▸ **TO DO**
Retype each record exactly, please. Skip none.

▸ **DATASET ENTRIES**

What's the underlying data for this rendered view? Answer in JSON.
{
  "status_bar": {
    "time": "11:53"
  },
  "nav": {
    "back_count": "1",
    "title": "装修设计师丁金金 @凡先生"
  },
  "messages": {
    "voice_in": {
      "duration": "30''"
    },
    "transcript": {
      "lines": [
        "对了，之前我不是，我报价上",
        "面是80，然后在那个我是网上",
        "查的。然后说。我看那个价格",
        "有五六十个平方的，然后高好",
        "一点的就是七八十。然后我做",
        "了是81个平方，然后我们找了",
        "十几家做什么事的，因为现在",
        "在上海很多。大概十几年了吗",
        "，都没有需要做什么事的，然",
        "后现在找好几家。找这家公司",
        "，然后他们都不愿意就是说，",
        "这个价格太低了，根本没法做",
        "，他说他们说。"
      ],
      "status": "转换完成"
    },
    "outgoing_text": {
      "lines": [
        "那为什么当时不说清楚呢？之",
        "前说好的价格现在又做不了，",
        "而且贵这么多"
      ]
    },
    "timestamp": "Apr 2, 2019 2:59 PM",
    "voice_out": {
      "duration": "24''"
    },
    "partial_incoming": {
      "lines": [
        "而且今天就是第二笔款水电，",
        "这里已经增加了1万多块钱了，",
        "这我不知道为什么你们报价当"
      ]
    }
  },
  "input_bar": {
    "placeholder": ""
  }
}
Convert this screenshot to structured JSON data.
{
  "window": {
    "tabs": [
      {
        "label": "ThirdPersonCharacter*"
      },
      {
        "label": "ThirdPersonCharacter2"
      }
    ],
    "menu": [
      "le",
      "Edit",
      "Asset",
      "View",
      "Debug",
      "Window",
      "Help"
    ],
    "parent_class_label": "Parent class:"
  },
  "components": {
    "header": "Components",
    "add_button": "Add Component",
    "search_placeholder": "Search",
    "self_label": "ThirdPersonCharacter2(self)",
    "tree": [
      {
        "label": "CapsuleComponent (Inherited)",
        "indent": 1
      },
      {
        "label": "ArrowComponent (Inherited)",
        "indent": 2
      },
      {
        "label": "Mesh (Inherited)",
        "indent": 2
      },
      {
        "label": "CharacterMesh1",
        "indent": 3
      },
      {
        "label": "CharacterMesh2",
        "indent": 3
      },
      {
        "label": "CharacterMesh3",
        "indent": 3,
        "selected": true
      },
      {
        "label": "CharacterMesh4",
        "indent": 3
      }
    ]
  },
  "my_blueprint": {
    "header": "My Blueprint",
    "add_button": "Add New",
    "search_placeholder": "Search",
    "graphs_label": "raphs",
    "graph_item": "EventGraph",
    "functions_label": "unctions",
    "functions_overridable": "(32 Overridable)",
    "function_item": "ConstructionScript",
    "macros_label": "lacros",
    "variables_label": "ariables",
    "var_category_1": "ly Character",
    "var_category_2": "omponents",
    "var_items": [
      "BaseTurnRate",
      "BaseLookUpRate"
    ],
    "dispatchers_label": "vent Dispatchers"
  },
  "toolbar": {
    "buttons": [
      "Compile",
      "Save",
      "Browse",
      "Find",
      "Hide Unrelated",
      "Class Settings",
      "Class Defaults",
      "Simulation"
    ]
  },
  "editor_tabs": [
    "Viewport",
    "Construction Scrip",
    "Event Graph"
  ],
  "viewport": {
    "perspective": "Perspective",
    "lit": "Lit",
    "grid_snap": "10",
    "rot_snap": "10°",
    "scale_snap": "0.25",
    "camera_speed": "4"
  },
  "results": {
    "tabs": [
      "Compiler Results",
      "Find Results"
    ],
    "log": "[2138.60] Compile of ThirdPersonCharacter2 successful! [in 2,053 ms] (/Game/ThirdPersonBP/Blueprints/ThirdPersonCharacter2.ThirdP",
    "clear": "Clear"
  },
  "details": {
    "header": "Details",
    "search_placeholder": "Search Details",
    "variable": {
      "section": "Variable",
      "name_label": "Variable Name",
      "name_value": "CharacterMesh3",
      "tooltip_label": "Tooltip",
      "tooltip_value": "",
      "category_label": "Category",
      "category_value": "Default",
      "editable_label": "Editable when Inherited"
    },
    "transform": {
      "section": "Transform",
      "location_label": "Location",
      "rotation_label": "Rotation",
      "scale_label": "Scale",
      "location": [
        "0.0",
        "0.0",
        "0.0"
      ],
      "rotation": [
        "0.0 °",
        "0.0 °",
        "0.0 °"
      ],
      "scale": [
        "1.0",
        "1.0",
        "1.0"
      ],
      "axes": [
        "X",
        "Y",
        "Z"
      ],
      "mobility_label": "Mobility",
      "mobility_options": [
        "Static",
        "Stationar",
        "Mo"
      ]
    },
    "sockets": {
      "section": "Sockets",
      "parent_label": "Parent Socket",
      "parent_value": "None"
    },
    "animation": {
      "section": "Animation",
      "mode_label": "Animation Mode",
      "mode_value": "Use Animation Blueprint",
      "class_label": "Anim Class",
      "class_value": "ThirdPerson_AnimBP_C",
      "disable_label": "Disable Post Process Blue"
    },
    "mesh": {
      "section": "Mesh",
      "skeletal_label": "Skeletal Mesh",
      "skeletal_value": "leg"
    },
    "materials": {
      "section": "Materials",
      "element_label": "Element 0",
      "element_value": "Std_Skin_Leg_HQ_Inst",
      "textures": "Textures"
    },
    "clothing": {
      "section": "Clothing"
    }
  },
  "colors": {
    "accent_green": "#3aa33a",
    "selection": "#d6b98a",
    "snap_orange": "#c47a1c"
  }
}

▸ **ANSWER SECTION**
What's the underlying data for this rendered view? Answer in JSON.
{
  "status_bar": {
    "time": "11:53"
  },
  "nav": {
    "back_count": "1",
    "title": "装修设计师丁金金 @凡先生"
  },
  "messages": {
    "voice_in": {
      "duration": "30''"
    },
    "transcript": {
      "lines": [
        "对了，之前我不是，我报价上",
        "面是80，然后在那个我是网上",
        "查的。然后说。我看那个价格",
        "有五六十个平方的，然后高好",
        "一点的就是七八十。然后我做",
        "了是81个平方，然后我们找了",
        "十几家做什么事的，因为现在",
        "在上海很多。大概十几年了吗",
        "，都没有需要做什么事的，然",
        "后现在找好几家。找这家公司",
        "，然后他们都不愿意就是说，",
        "这个价格太低了，根本没法做",
        "，他说他们说。"
      ],
      "status": "转换完成"
    },
    "outgoing_text": {
      "lines": [
        "那为什么当时不说清楚呢？之",
        "前说好的价格现在又做不了，",
        "而且贵这么多"
      ]
    },
    "timestamp": "Apr 2, 2019 2:59 PM",
    "voice_out": {
      "duration": "24''"
    },
    "partial_incoming": {
      "lines": [
        "而且今天就是第二笔款水电，",
        "这里已经增加了1万多块钱了，",
        "这我不知道为什么你们报价当"
      ]
    }
  },
  "input_bar": {
    "placeholder": ""
  }
}
Convert this screenshot to structured JSON data.
{
  "window": {
    "tabs": [
      {
        "label": "ThirdPersonCharacter*"
      },
      {
        "label": "ThirdPersonCharacter2"
      }
    ],
    "menu": [
      "le",
      "Edit",
      "Asset",
      "View",
      "Debug",
      "Window",
      "Help"
    ],
    "parent_class_label": "Parent class:"
  },
  "components": {
    "header": "Components",
    "add_button": "Add Component",
    "search_placeholder": "Search",
    "self_label": "ThirdPersonCharacter2(self)",
    "tree": [
      {
        "label": "CapsuleComponent (Inherited)",
        "indent": 1
      },
      {
        "label": "ArrowComponent (Inherited)",
        "indent": 2
      },
      {
        "label": "Mesh (Inherited)",
        "indent": 2
      },
      {
        "label": "CharacterMesh1",
        "indent": 3
      },
      {
        "label": "CharacterMesh2",
        "indent": 3
      },
      {
        "label": "CharacterMesh3",
        "indent": 3,
        "selected": true
      },
      {
        "label": "CharacterMesh4",
        "indent": 3
      }
    ]
  },
  "my_blueprint": {
    "header": "My Blueprint",
    "add_button": "Add New",
    "search_placeholder": "Search",
    "graphs_label": "raphs",
    "graph_item": "EventGraph",
    "functions_label": "unctions",
    "functions_overridable": "(32 Overridable)",
    "function_item": "ConstructionScript",
    "macros_label": "lacros",
    "variables_label": "ariables",
    "var_category_1": "ly Character",
    "var_category_2": "omponents",
    "var_items": [
      "BaseTurnRate",
      "BaseLookUpRate"
    ],
    "dispatchers_label": "vent Dispatchers"
  },
  "toolbar": {
    "buttons": [
      "Compile",
      "Save",
      "Browse",
      "Find",
      "Hide Unrelated",
      "Class Settings",
      "Class Defaults",
      "Simulation"
    ]
  },
  "editor_tabs": [
    "Viewport",
    "Construction Scrip",
    "Event Graph"
  ],
  "viewport": {
    "perspective": "Perspective",
    "lit": "Lit",
    "grid_snap": "10",
    "rot_snap": "10°",
    "scale_snap": "0.25",
    "camera_speed": "4"
  },
  "results": {
    "tabs": [
      "Compiler Results",
      "Find Results"
    ],
    "log": "[2138.60] Compile of ThirdPersonCharacter2 successful! [in 2,053 ms] (/Game/ThirdPersonBP/Blueprints/ThirdPersonCharacter2.ThirdP",
    "clear": "Clear"
  },
  "details": {
    "header": "Details",
    "search_placeholder": "Search Details",
    "variable": {
      "section": "Variable",
      "name_label": "Variable Name",
      "name_value": "CharacterMesh3",
      "tooltip_label": "Tooltip",
      "tooltip_value": "",
      "category_label": "Category",
      "category_value": "Default",
      "editable_label": "Editable when Inherited"
    },
    "transform": {
      "section": "Transform",
      "location_label": "Location",
      "rotation_label": "Rotation",
      "scale_label": "Scale",
      "location": [
        "0.0",
        "0.0",
        "0.0"
      ],
      "rotation": [
        "0.0 °",
        "0.0 °",
        "0.0 °"
      ],
      "scale": [
        "1.0",
        "1.0",
        "1.0"
      ],
      "axes": [
        "X",
        "Y",
        "Z"
      ],
      "mobility_label": "Mobility",
      "mobility_options": [
        "Static",
        "Stationar",
        "Mo"
      ]
    },
    "sockets": {
      "section": "Sockets",
      "parent_label": "Parent Socket",
      "parent_value": "None"
    },
    "animation": {
      "section": "Animation",
      "mode_label": "Animation Mode",
      "mode_value": "Use Animation Blueprint",
      "class_label": "Anim Class",
      "class_value": "ThirdPerson_AnimBP_C",
      "disable_label": "Disable Post Process Blue"
    },
    "mesh": {
      "section": "Mesh",
      "skeletal_label": "Skeletal Mesh",
      "skeletal_value": "leg"
    },
    "materials": {
      "section": "Materials",
      "element_label": "Element 0",
      "element_value": "Std_Skin_Leg_HQ_Inst",
      "textures": "Textures"
    },
    "clothing": {
      "section": "Clothing"
    }
  },
  "colors": {
    "accent_green": "#3aa33a",
    "selection": "#d6b98a",
    "snap_orange": "#c47a1c"
  }
}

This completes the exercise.